Ari Fleischer, White House press secretary for George W. Bush, said Biden’s team made a “rookie mistake” by revealing that the president would hold a new conference nine days in advance.
“When you announce it far in advance you put yourself at risk of getting hijacked with whatever is hot and breaking as opposed to whatever you want to talk about,” he said.
The announcement came after the president began to face questions for the delay in the news conference. But even by that point, it was becoming evident that Biden’s meticulous rollout of the Covid-19 rescue legislation was in danger of being interrupted by the problems at the border.
In recent days, officials in the Biden administration, including the president himself, have been holding regular briefings, giving interviews and using stronger language to try to explain that migrants should not try to cross the border in recent days but the numbers have not abated.
Biden allies say they’re frustrated with both the media for reporting that what’s happening at the border is anything but an expected seasonal influx. They accuse Republicans of trying to score political points on the issue.
“It’s very frustrating,” a former Biden adviser said. “It feels a little like a feeding frenzy.”
But Biden has been facing criticism from the left and right on his handling of the rush of migrants seeking refuge: Democrats complain about the treatment of children in crammed shelters and Republicans blame Biden for rescinding Trump policies that they say caused the influx, such as allowing unaccompanied migrant children to remain in the U.S.
“The Biden border crisis checks every box — terrible policy, bad politics, even worse PR,” said RJ Hauman, government relations director at the Federation for American Immigration Reform, which supports immigration restrictions. “Seriously, how can administration officials say ‘don’t come now’ or ‘the border is closed’ when they’re scrambling to quickly process and release many of those who cross illegally?”
Biden’s woes were compounded this week, when he faced fresh questions about how much political capital he is willing to expend on trying to curb gun violence following the deaths of 10 people at a grocery store in Colorado and eight people at three spas in the Atlanta area.
The White House flag was still flying at half staff to honor the victims of the Atlanta area shootings, including six Asian Americans, when Biden ordered them lowered again for the victims in Colorado.
The president delayed releasing a package of executive actions to curb firearms restrictions, despite a campaign pledge to do so on his first day in office. His staff has been readying a package to release in the coming weeks.
“I hope we’re in the moment,” said Christian Heyne, the vice president of policy at Brady, a group pushing for firearms restrictions.
“I don’t know what else it takes. There’s more than 100 people dying every day because of gun violence so I don’t know what else it will take.”
And then late Tuesday, Sen. Tammy Duckworth, the first Thai American woman in Congress, surprised some Biden allies by vowing to oppose the administration’s nominees in the Senate, saying it was “unacceptable” that there were no Asian American Cabinet secretaries.
She backed down after receiving assurances from the Biden administration that it would appoint an Asian American senior White House official, secure confirmation for Asian American nominees, and back policies important to the Asian American community.

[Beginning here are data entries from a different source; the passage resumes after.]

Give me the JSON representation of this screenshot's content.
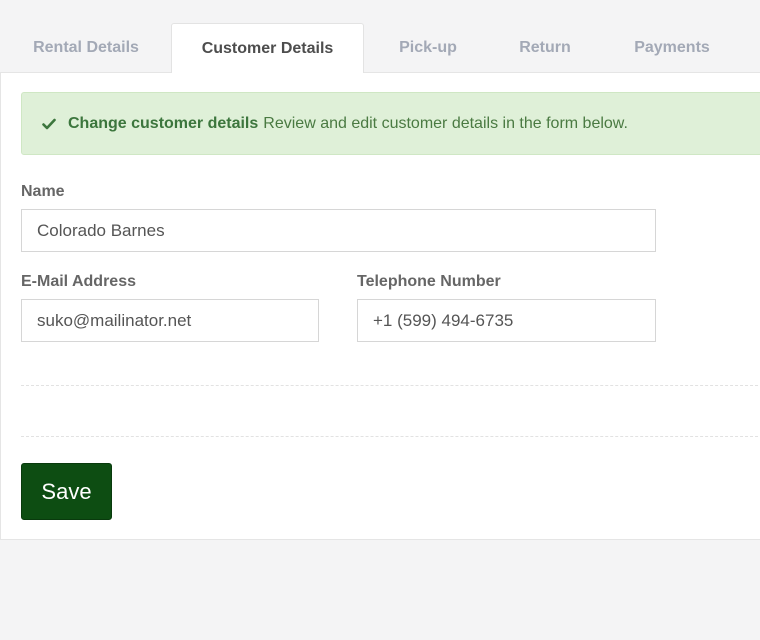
{
  "tabs": [
    {
      "label": "Rental Details",
      "active": false
    },
    {
      "label": "Customer Details",
      "active": true
    },
    {
      "label": "Pick-up",
      "active": false
    },
    {
      "label": "Return",
      "active": false
    },
    {
      "label": "Payments",
      "active": false
    }
  ],
  "alert": {
    "title": "Change customer details",
    "message": "Review and edit customer details in the form below.",
    "icon": "check-icon",
    "color": "#dff0d8"
  },
  "form": {
    "name_label": "Name",
    "name_value": "Colorado Barnes",
    "email_label": "E-Mail Address",
    "email_value": "suko@mailinator.net",
    "phone_label": "Telephone Number",
    "phone_value": "+1 (599) 494-6735"
  },
  "actions": {
    "save_label": "Save",
    "save_color": "#0d4d12"
  }
}
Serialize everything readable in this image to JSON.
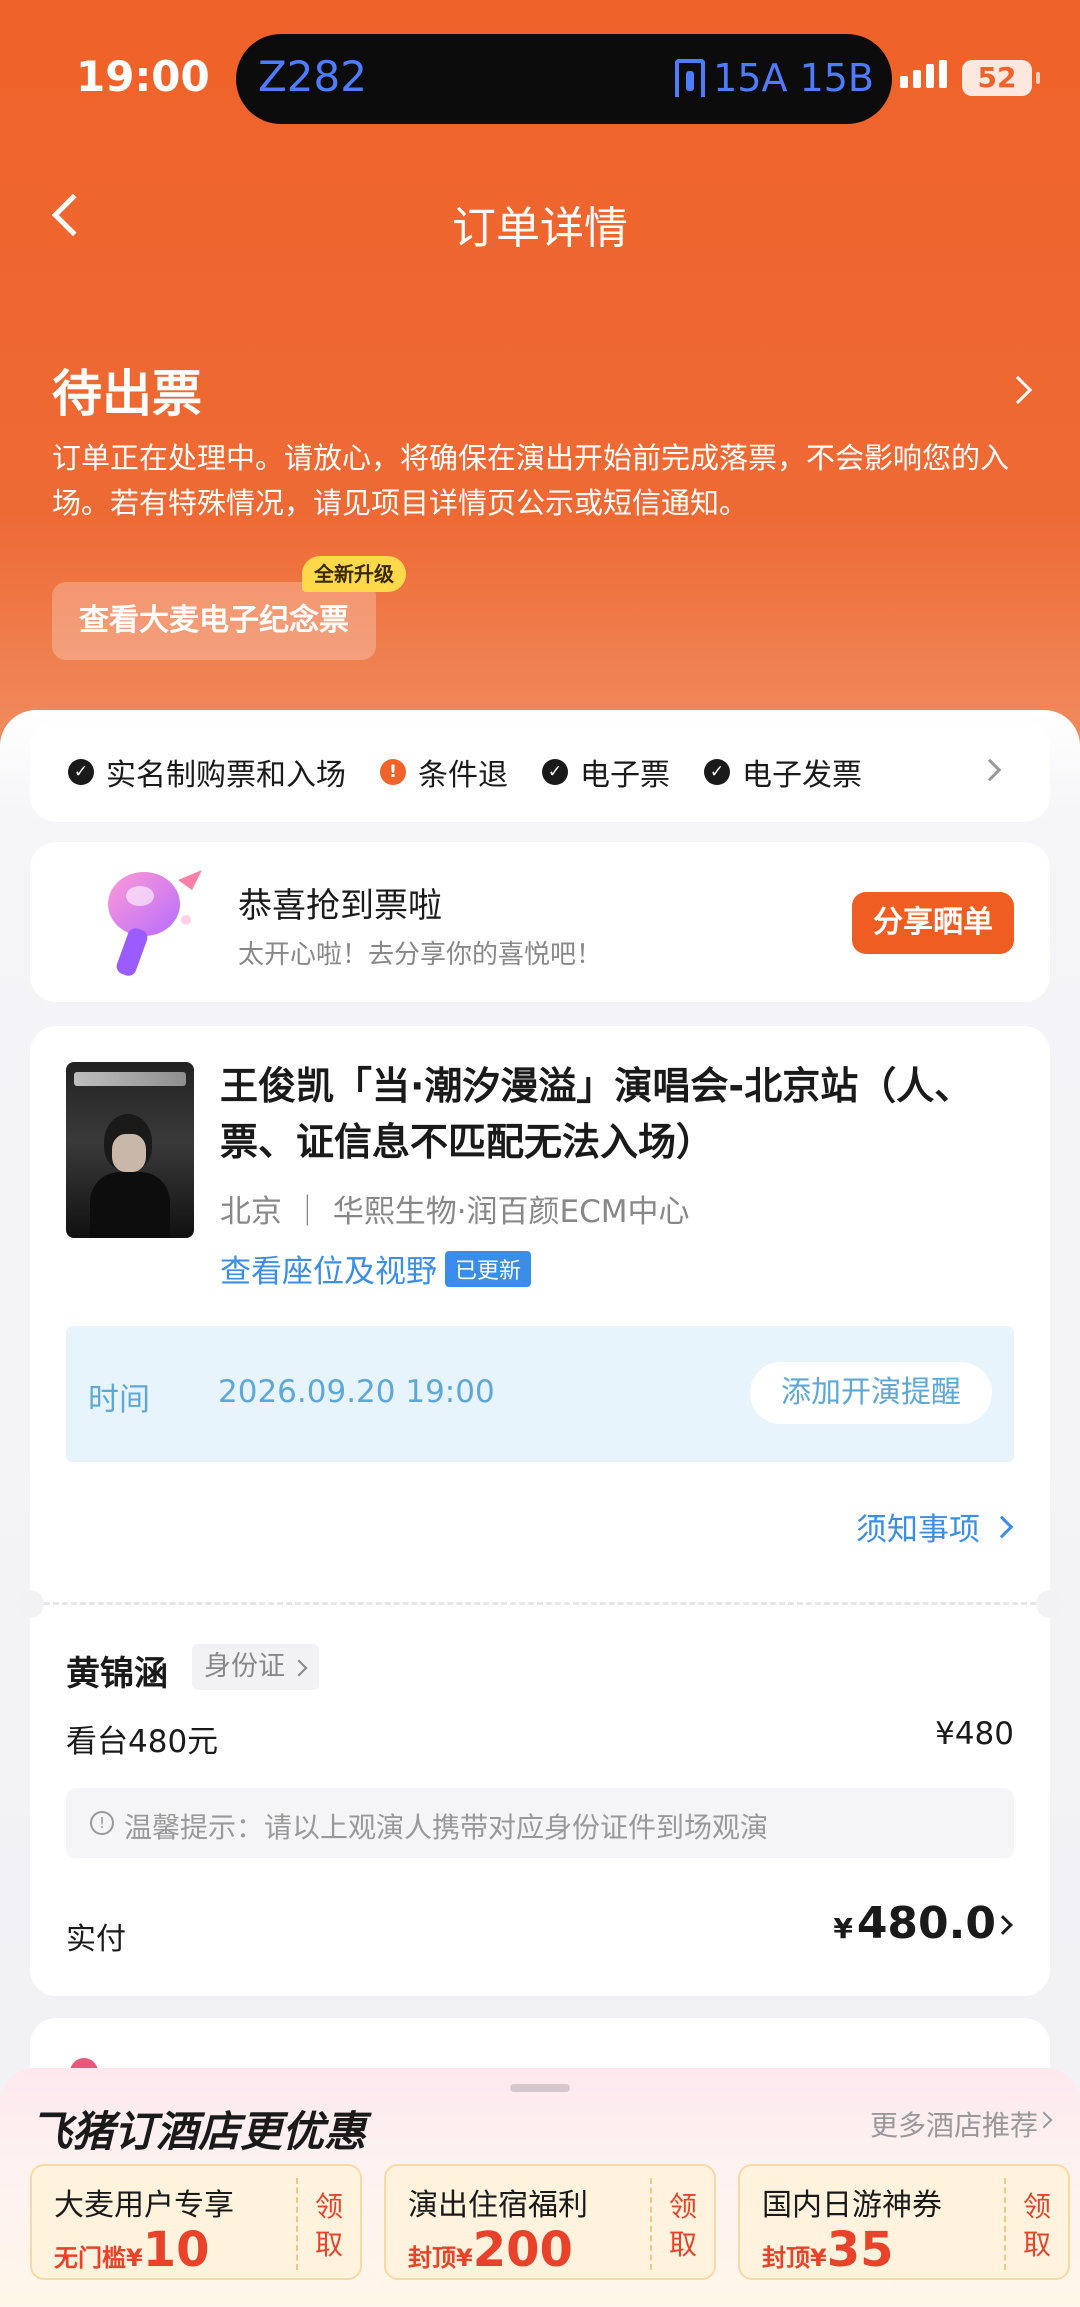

Mike McCurry, press secretary for Bill Clinton, credited Biden’s team for their discipline in talking about his achievements in the first two months. But he said he is sure “they hope to have a better narrative” in the next month.
“A good reminder that if it’s not one thing it’s another,” he said. “I think most presidents are lucky if they bat 50-50 in staying on their message versus reacting to all the other things coming at them.